TASK ITEM:
Search the records for the string "video", then copy each line that has it.

Dataset rows describing interfaces:
◆ ◆ ◆

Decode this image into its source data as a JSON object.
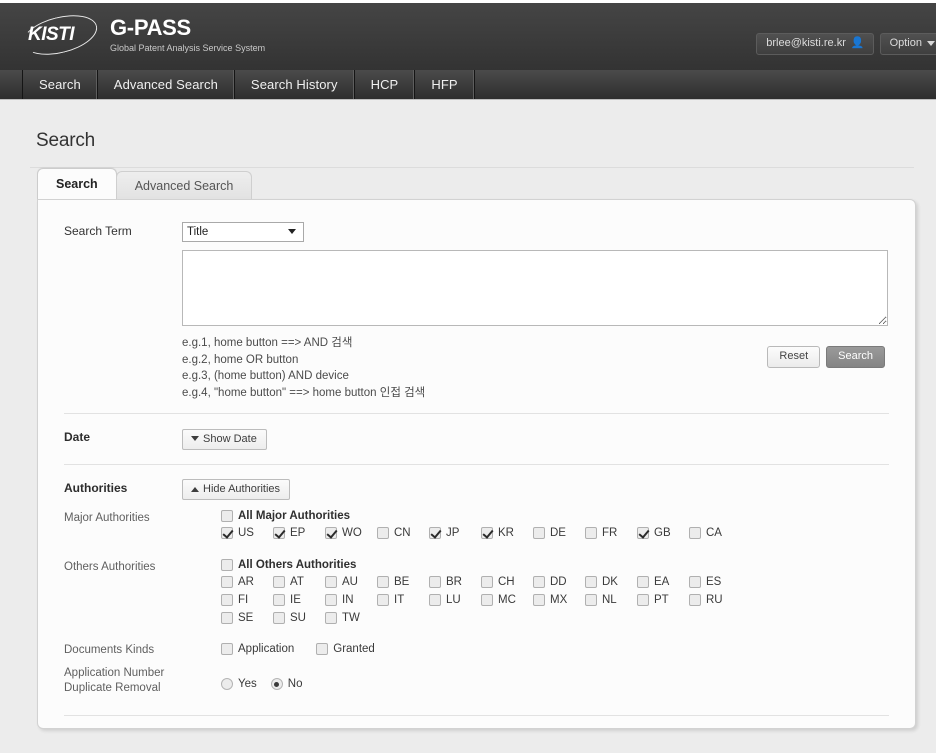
{
  "header": {
    "logo_mark": "KISTI",
    "product": "G-PASS",
    "subtitle": "Global Patent Analysis Service System",
    "user_email": "brlee@kisti.re.kr",
    "user_icon": "user-icon",
    "option_label": "Option",
    "option_icon": "chevron-down-icon"
  },
  "nav": {
    "items": [
      {
        "label": "Search"
      },
      {
        "label": "Advanced Search"
      },
      {
        "label": "Search History"
      },
      {
        "label": "HCP"
      },
      {
        "label": "HFP"
      }
    ]
  },
  "page": {
    "title": "Search"
  },
  "tabs": [
    {
      "label": "Search",
      "active": true
    },
    {
      "label": "Advanced Search",
      "active": false
    }
  ],
  "form": {
    "search_term": {
      "label": "Search Term",
      "selected_option": "Title",
      "options": [
        "Title"
      ],
      "textarea_value": "",
      "textarea_placeholder": ""
    },
    "examples": [
      "e.g.1, home button ==> AND 검색",
      "e.g.2, home OR button",
      "e.g.3, (home button) AND device",
      "e.g.4, \"home button\" ==> home button 인접 검색"
    ],
    "buttons": {
      "reset": "Reset",
      "search": "Search"
    },
    "date": {
      "label": "Date",
      "toggle_label": "Show Date",
      "toggle_icon": "triangle-down-icon"
    },
    "authorities": {
      "label": "Authorities",
      "toggle_label": "Hide Authorities",
      "toggle_icon": "triangle-up-icon",
      "major": {
        "label": "Major Authorities",
        "all_label": "All Major Authorities",
        "all_checked": false,
        "items": [
          {
            "code": "US",
            "checked": true
          },
          {
            "code": "EP",
            "checked": true
          },
          {
            "code": "WO",
            "checked": true
          },
          {
            "code": "CN",
            "checked": false
          },
          {
            "code": "JP",
            "checked": true
          },
          {
            "code": "KR",
            "checked": true
          },
          {
            "code": "DE",
            "checked": false
          },
          {
            "code": "FR",
            "checked": false
          },
          {
            "code": "GB",
            "checked": true
          },
          {
            "code": "CA",
            "checked": false
          }
        ]
      },
      "others": {
        "label": "Others Authorities",
        "all_label": "All Others Authorities",
        "all_checked": false,
        "items": [
          {
            "code": "AR",
            "checked": false
          },
          {
            "code": "AT",
            "checked": false
          },
          {
            "code": "AU",
            "checked": false
          },
          {
            "code": "BE",
            "checked": false
          },
          {
            "code": "BR",
            "checked": false
          },
          {
            "code": "CH",
            "checked": false
          },
          {
            "code": "DD",
            "checked": false
          },
          {
            "code": "DK",
            "checked": false
          },
          {
            "code": "EA",
            "checked": false
          },
          {
            "code": "ES",
            "checked": false
          },
          {
            "code": "FI",
            "checked": false
          },
          {
            "code": "IE",
            "checked": false
          },
          {
            "code": "IN",
            "checked": false
          },
          {
            "code": "IT",
            "checked": false
          },
          {
            "code": "LU",
            "checked": false
          },
          {
            "code": "MC",
            "checked": false
          },
          {
            "code": "MX",
            "checked": false
          },
          {
            "code": "NL",
            "checked": false
          },
          {
            "code": "PT",
            "checked": false
          },
          {
            "code": "RU",
            "checked": false
          },
          {
            "code": "SE",
            "checked": false
          },
          {
            "code": "SU",
            "checked": false
          },
          {
            "code": "TW",
            "checked": false
          }
        ]
      }
    },
    "documents_kinds": {
      "label": "Documents Kinds",
      "items": [
        {
          "label": "Application",
          "checked": false
        },
        {
          "label": "Granted",
          "checked": false
        }
      ]
    },
    "duplicate_removal": {
      "label_line1": "Application Number",
      "label_line2": "Duplicate Removal",
      "options": [
        {
          "label": "Yes",
          "selected": false
        },
        {
          "label": "No",
          "selected": true
        }
      ]
    }
  }
}
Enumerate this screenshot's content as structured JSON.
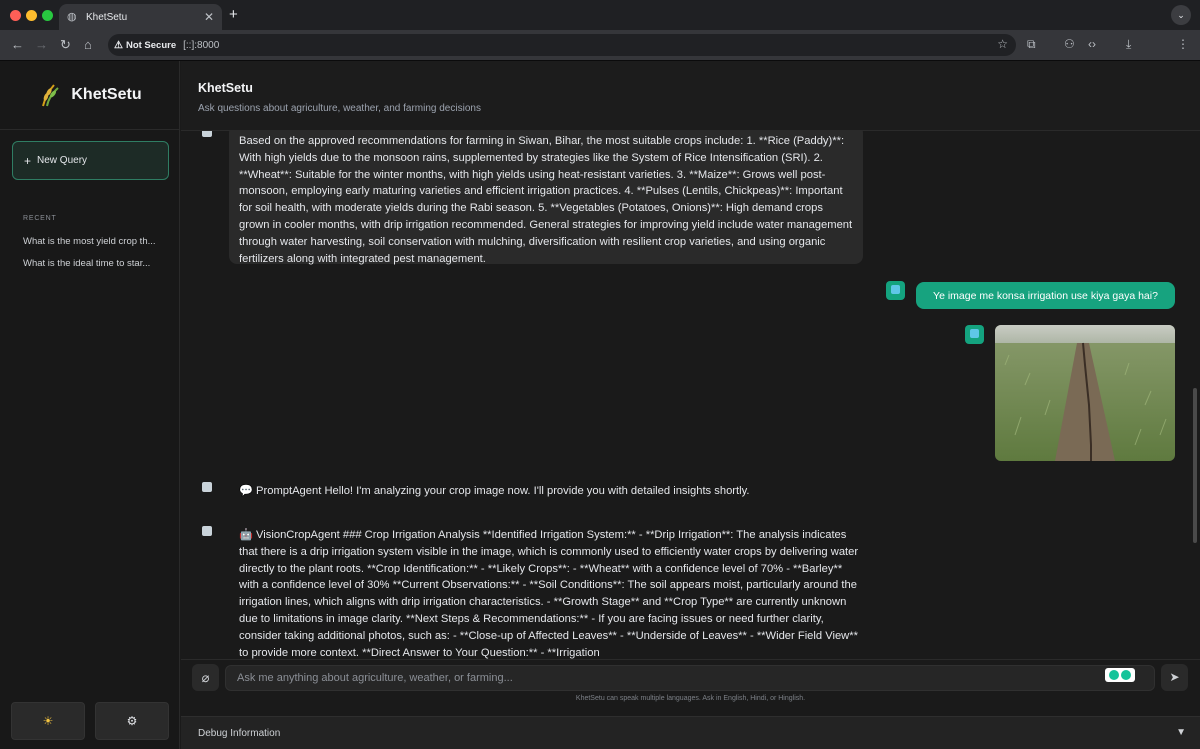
{
  "browser": {
    "tab_title": "KhetSetu",
    "new_tab_icon": "+",
    "security_label": "Not Secure",
    "url": "[::]:8000"
  },
  "sidebar": {
    "brand": "KhetSetu",
    "new_query_label": "New Query",
    "recent_heading": "RECENT",
    "recent_items": [
      "What is the most yield crop th...",
      "What is the ideal time to star..."
    ],
    "theme_icon": "sun-icon",
    "settings_icon": "gear-icon"
  },
  "header": {
    "title": "KhetSetu",
    "subtitle": "Ask questions about agriculture, weather, and farming decisions"
  },
  "messages": {
    "bot_answer": "Based on the approved recommendations for farming in Siwan, Bihar, the most suitable crops include: 1. **Rice (Paddy)**: With high yields due to the monsoon rains, supplemented by strategies like the System of Rice Intensification (SRI). 2. **Wheat**: Suitable for the winter months, with high yields using heat-resistant varieties. 3. **Maize**: Grows well post-monsoon, employing early maturing varieties and efficient irrigation practices. 4. **Pulses (Lentils, Chickpeas)**: Important for soil health, with moderate yields during the Rabi season. 5. **Vegetables (Potatoes, Onions)**: High demand crops grown in cooler months, with drip irrigation recommended. General strategies for improving yield include water management through water harvesting, soil conservation with mulching, diversification with resilient crop varieties, and using organic fertilizers along with integrated pest management.",
    "user_question": "Ye image me konsa irrigation use kiya gaya hai?",
    "prompt_agent": "💬 PromptAgent Hello! I'm analyzing your crop image now. I'll provide you with detailed insights shortly.",
    "vision_agent": "🤖 VisionCropAgent ### Crop Irrigation Analysis **Identified Irrigation System:** - **Drip Irrigation**: The analysis indicates that there is a drip irrigation system visible in the image, which is commonly used to efficiently water crops by delivering water directly to the plant roots. **Crop Identification:** - **Likely Crops**: - **Wheat** with a confidence level of 70% - **Barley** with a confidence level of 30% **Current Observations:** - **Soil Conditions**: The soil appears moist, particularly around the irrigation lines, which aligns with drip irrigation characteristics. - **Growth Stage** and **Crop Type** are currently unknown due to limitations in image clarity. **Next Steps & Recommendations:** - If you are facing issues or need further clarity, consider taking additional photos, such as: - **Close-up of Affected Leaves** - **Underside of Leaves** - **Wider Field View** to provide more context. **Direct Answer to Your Question:** - **Irrigation"
  },
  "composer": {
    "placeholder": "Ask me anything about agriculture, weather, or farming...",
    "hint": "KhetSetu can speak multiple languages. Ask in English, Hindi, or Hinglish."
  },
  "debug": {
    "label": "Debug Information"
  },
  "colors": {
    "accent": "#17a37f",
    "background": "#1a1a1a",
    "bubble": "#2a2a2a"
  }
}
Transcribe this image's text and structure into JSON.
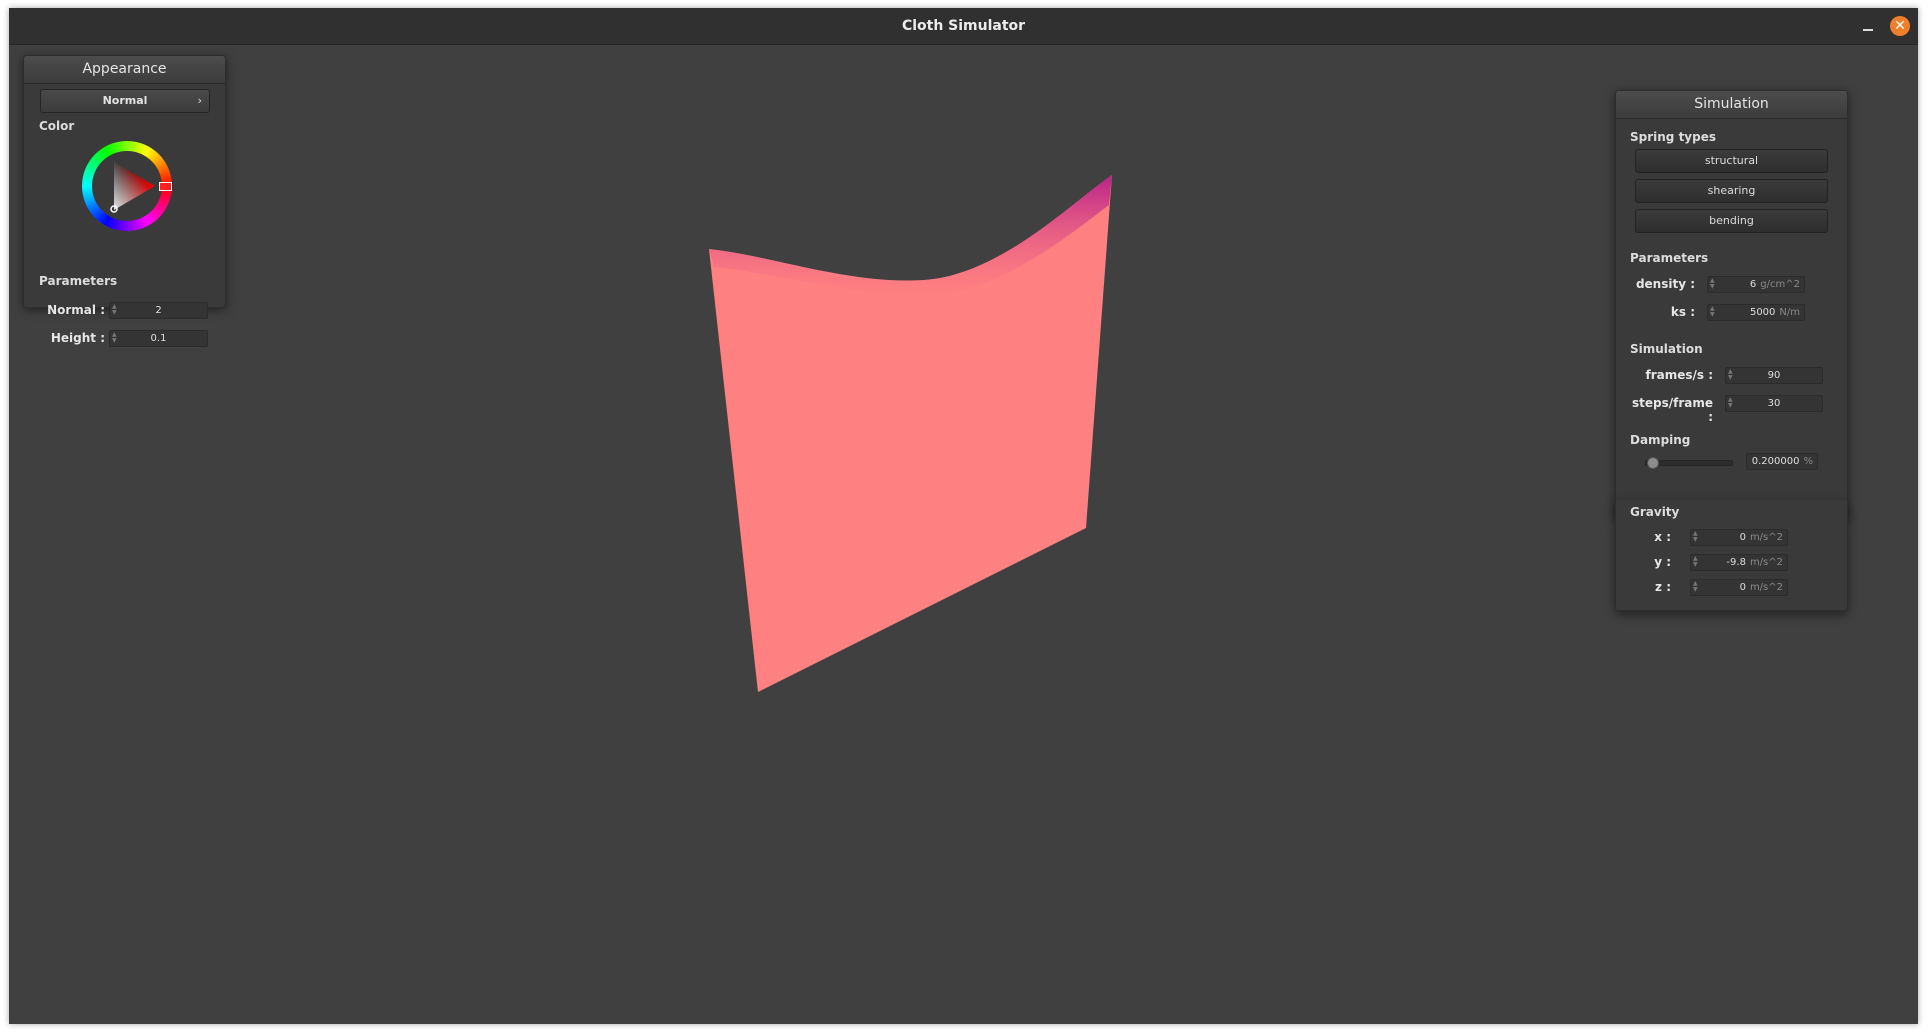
{
  "window": {
    "title": "Cloth Simulator"
  },
  "appearance": {
    "title": "Appearance",
    "shader_selected": "Normal",
    "color_label": "Color",
    "selected_color": "#ff7f7f",
    "parameters_label": "Parameters",
    "normal_label": "Normal :",
    "normal_value": "2",
    "height_label": "Height :",
    "height_value": "0.1"
  },
  "simulation": {
    "title": "Simulation",
    "spring_types_label": "Spring types",
    "springs": [
      "structural",
      "shearing",
      "bending"
    ],
    "parameters_label": "Parameters",
    "density_label": "density :",
    "density_value": "6",
    "density_unit": "g/cm^2",
    "ks_label": "ks :",
    "ks_value": "5000",
    "ks_unit": "N/m",
    "sim_section_label": "Simulation",
    "fps_label": "frames/s :",
    "fps_value": "90",
    "steps_label": "steps/frame :",
    "steps_value": "30",
    "damping_label": "Damping",
    "damping_value": "0.200000",
    "damping_unit": "%",
    "damping_level": 0.2,
    "gravity_label": "Gravity",
    "gx_label": "x :",
    "gx_value": "0",
    "gy_label": "y :",
    "gy_value": "-9.8",
    "gz_label": "z :",
    "gz_value": "0",
    "gravity_unit": "m/s^2"
  }
}
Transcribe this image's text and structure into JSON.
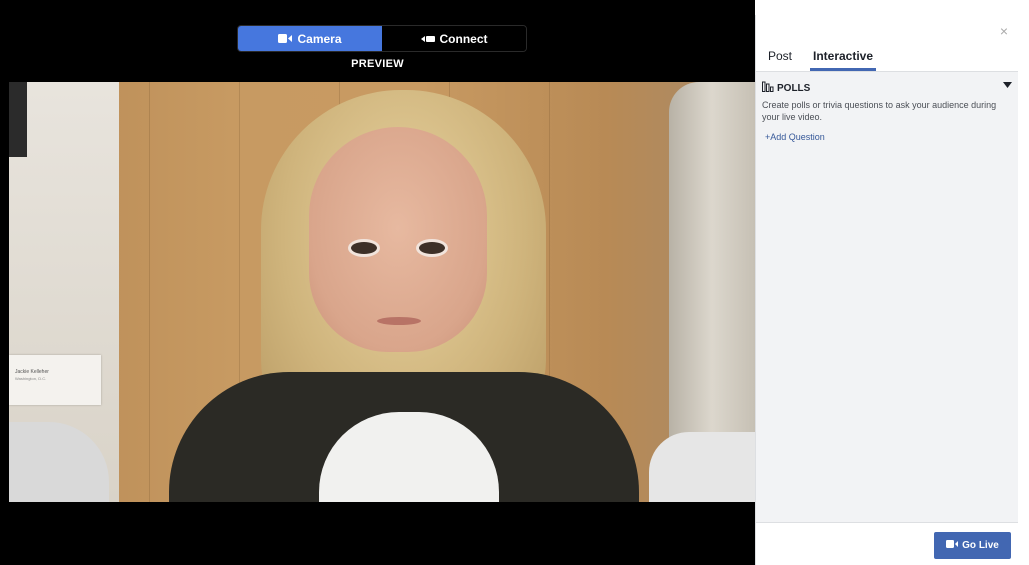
{
  "source_tabs": [
    {
      "label": "Camera",
      "icon": "video-camera-icon",
      "active": true
    },
    {
      "label": "Connect",
      "icon": "connect-plug-icon",
      "active": false
    }
  ],
  "preview_label": "PREVIEW",
  "video": {
    "name_card_line1": "Jackie Kelleher",
    "name_card_line2": "Washington, D.C."
  },
  "panel": {
    "close_icon": "×",
    "tabs": [
      {
        "label": "Post",
        "active": false
      },
      {
        "label": "Interactive",
        "active": true
      }
    ],
    "polls": {
      "title": "POLLS",
      "description": "Create polls or trivia questions to ask your audience during your live video.",
      "add_question": "+Add Question"
    },
    "go_live_label": "Go Live"
  },
  "colors": {
    "camera_tab": "#4677de",
    "go_live": "#4267b2",
    "link": "#365899"
  }
}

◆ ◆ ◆

WRITTEN RESPONSE:
      "icon": "video-camera-icon",
  "video": {
      "description": "Create polls or trivia questions to ask your audience during your live video.",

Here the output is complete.